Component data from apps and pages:
★ ★ ★ ★

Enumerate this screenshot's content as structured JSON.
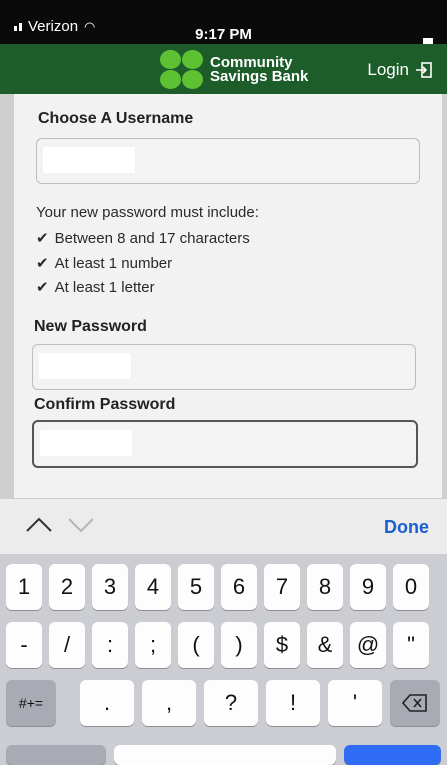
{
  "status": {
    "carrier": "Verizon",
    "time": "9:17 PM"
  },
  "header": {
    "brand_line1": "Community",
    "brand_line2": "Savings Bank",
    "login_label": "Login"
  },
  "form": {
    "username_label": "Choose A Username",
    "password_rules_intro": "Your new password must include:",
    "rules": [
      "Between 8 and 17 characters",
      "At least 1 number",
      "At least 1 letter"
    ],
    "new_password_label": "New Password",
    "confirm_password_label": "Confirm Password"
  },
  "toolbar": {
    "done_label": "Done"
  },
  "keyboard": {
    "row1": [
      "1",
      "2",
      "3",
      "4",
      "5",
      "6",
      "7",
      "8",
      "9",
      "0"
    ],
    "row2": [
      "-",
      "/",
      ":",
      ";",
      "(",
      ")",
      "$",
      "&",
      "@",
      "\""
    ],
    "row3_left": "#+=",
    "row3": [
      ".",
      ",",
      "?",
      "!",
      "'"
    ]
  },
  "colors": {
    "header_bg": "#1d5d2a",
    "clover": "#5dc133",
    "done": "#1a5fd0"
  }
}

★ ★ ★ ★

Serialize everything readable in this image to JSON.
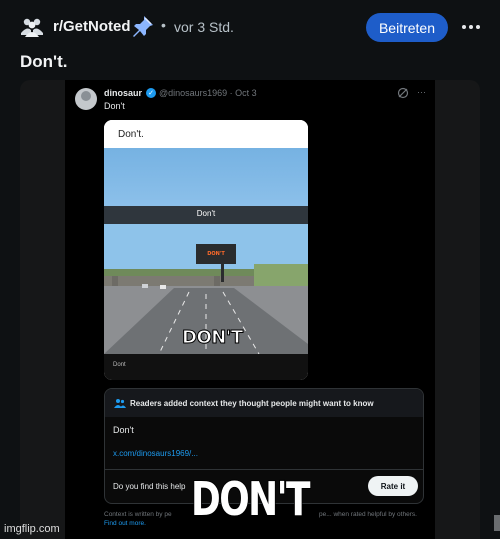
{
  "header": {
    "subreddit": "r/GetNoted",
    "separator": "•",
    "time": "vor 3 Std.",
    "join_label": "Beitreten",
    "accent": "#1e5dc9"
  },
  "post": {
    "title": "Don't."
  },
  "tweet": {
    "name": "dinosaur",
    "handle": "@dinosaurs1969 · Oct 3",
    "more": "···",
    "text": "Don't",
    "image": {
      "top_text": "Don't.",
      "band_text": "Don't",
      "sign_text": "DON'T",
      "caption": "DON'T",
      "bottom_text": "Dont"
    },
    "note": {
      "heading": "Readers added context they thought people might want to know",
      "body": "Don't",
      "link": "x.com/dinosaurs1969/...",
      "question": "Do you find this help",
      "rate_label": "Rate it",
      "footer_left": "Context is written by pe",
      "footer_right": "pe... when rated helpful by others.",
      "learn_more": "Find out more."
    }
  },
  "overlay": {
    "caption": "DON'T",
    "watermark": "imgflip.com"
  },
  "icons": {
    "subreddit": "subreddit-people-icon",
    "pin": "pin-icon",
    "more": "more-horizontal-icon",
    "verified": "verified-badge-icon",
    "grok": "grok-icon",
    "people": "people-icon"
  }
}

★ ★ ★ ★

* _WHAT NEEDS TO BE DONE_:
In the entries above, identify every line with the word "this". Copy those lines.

* _EXERCISE OUTPUT_:
Enumerate this screenshot's content as structured JSON.
Serialize everything readable in this image to JSON.
      "question": "Do you find this help",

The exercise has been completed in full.